Moving can be both exciting and scary for most people. For pets however, moving may elicit only fear. Whether it’s your dog or cat, a bird or a ferret, moving will mean having to get used to an entirely different home filled with strange sights, new smells, and unusual sounds.
Your pets should have a veterinary check-up prior to moving. Be sure to obtain your pet’s records to give to your new veterinarian.
Don’t forget to get new ID tags with your new address and phone numbers and put them on your pets! Pets are more likely to “run away” from, or be unable to find their way back to, an unfamiliar location. If your pet has an ID implant, update that information as well.
For out-of-state moves contact the State Department of Animal Husbandry or the State Veterinarian about entry regulations for your pets. Almost every state has entry laws for most animals except tropical fish. Hawaii, for example, requires a 120-day quarantine for dogs and cats that have just moved from another state. Certain municipalities have stringent requirements or restrictions regarding pet ownership. You may need permits or registrations in your new town.
No Need for Petrified Animals
The very process of moving can mean long hours in transit either surrounded by strangers or in unfamiliar surroundings, and perhaps both. This can be very traumatic for any animal. But there are some things that you can do to minimize any sense of terror in your Terrier, anxious feelings in your feline, or fear in your ferret.
Although moves are disruptive, stick to your pets’ routine as much as possible by maintaining a regular sleeping, feeding, exercise, and play schedule.
A few days before moving, choose a small room in the house to be your “pet room.” Tape a sign to the door that says “Pets: Do Not Open.” Make sure the sign is loud and clear enough to be easily seen and read by all friends, relatives, and movers coming in and out of your house. Move all pet bedding, litter boxes, food, water bowls, favorite objects and toys into this room. Also introduce the carriers that will be used to transport your pets. Leave the carrier doors open so pets can adapt to them before travel day.
As an alternative, ask a neighboring friend to house your pets during the last few days or consider boarding dogs and cats at a local kennel until moving day.
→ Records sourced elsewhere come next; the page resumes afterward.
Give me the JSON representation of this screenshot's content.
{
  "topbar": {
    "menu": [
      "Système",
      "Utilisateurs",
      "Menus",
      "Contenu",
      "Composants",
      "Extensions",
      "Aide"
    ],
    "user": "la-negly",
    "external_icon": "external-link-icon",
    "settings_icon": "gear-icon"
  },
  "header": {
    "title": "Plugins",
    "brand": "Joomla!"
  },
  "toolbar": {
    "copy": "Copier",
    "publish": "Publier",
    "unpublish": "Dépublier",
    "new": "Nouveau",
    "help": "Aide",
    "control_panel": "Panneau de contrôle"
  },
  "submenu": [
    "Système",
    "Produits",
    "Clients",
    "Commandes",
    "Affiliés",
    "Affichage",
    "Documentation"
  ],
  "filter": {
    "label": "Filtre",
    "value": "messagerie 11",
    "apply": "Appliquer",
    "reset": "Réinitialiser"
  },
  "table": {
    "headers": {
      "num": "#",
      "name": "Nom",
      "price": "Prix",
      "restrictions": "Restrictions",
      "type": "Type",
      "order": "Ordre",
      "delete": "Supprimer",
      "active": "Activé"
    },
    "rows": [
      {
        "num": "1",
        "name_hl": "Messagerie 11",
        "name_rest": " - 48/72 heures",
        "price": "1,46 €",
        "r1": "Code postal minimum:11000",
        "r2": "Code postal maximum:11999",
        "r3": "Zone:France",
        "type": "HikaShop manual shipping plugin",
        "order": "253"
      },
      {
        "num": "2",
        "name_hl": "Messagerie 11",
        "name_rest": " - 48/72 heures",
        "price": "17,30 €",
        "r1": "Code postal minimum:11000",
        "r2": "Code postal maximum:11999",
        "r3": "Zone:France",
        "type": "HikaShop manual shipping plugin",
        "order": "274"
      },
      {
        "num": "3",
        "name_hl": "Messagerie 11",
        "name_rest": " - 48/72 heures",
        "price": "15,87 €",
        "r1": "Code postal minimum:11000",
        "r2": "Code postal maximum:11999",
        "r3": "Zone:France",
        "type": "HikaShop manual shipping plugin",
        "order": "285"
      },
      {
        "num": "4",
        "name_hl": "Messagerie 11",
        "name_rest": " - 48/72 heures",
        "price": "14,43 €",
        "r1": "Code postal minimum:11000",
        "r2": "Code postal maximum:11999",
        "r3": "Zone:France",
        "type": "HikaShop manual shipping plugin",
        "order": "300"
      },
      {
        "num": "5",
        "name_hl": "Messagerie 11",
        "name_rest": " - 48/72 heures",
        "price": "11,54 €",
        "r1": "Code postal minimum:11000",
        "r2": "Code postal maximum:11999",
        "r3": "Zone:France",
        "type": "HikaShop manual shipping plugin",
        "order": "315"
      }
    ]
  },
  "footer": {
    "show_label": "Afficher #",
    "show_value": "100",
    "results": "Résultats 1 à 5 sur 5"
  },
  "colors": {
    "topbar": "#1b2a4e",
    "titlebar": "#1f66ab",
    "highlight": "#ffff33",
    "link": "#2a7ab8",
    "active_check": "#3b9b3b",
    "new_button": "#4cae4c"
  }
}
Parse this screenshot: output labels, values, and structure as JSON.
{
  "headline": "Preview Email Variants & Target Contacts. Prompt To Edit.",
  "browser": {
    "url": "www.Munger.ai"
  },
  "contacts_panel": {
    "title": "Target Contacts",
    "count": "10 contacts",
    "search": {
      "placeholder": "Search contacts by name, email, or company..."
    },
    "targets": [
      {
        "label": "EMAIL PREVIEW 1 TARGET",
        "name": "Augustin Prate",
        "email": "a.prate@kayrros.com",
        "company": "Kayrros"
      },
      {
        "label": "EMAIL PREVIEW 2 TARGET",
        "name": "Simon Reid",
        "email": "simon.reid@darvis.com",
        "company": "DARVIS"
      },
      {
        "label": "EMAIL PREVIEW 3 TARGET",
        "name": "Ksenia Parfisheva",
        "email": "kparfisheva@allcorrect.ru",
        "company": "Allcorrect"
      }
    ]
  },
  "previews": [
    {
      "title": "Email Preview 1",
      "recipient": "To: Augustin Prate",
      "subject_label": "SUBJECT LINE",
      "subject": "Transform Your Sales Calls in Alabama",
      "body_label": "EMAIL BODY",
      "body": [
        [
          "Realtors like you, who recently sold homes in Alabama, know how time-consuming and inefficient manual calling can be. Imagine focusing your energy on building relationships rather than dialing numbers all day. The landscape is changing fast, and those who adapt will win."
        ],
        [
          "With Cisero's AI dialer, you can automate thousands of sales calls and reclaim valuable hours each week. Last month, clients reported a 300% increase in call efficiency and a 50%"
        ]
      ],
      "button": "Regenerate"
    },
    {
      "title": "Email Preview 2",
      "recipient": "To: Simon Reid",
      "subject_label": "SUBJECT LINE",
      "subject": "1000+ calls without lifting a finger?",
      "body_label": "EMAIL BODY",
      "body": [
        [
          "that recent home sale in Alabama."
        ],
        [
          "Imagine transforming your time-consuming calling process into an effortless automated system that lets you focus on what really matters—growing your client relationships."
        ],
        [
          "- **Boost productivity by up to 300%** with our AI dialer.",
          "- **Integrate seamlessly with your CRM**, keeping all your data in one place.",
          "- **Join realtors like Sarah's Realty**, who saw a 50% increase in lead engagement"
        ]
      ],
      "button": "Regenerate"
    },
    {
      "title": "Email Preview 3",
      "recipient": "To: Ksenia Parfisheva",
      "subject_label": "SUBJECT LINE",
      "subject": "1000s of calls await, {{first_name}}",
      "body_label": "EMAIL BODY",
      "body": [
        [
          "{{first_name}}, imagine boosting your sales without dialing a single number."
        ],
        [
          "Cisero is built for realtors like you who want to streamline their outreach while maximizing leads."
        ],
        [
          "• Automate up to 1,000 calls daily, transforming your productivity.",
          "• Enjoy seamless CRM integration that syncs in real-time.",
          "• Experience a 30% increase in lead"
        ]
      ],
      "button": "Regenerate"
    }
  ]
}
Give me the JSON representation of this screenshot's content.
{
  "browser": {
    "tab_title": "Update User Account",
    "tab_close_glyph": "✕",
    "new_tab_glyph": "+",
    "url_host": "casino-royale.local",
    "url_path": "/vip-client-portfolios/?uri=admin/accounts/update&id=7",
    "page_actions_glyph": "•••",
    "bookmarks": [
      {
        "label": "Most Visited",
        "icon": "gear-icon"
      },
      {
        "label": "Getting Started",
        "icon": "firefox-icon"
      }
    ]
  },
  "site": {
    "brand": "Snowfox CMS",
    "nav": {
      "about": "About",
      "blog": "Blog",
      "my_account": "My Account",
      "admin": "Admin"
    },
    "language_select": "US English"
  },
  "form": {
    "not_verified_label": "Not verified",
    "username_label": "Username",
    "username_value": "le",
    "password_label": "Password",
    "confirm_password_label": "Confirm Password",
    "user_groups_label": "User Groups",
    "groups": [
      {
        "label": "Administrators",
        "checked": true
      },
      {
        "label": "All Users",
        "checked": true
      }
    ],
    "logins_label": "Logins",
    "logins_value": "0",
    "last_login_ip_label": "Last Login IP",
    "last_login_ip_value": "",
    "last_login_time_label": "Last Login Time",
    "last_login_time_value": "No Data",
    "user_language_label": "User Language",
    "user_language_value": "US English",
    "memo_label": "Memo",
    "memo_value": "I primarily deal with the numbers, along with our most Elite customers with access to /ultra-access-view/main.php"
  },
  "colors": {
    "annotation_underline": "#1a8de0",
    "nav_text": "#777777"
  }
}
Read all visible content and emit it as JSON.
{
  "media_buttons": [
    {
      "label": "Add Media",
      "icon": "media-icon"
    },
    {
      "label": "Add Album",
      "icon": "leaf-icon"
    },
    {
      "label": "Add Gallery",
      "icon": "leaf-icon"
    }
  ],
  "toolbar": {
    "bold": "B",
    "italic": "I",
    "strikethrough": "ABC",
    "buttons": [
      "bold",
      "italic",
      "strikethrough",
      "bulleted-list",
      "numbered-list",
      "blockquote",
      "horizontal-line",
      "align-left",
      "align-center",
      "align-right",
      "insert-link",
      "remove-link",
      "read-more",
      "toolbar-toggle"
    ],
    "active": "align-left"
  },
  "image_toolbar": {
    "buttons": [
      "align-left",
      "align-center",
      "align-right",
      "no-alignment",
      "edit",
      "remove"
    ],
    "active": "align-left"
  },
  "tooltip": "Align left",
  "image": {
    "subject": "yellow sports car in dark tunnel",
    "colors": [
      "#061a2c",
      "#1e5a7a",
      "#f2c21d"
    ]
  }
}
In My Next Blog: HOW TO GET YOUR PETS FROM HERE TO THERE!
Lara Taylor – Realtor/Broker
Twitter – @AskForLara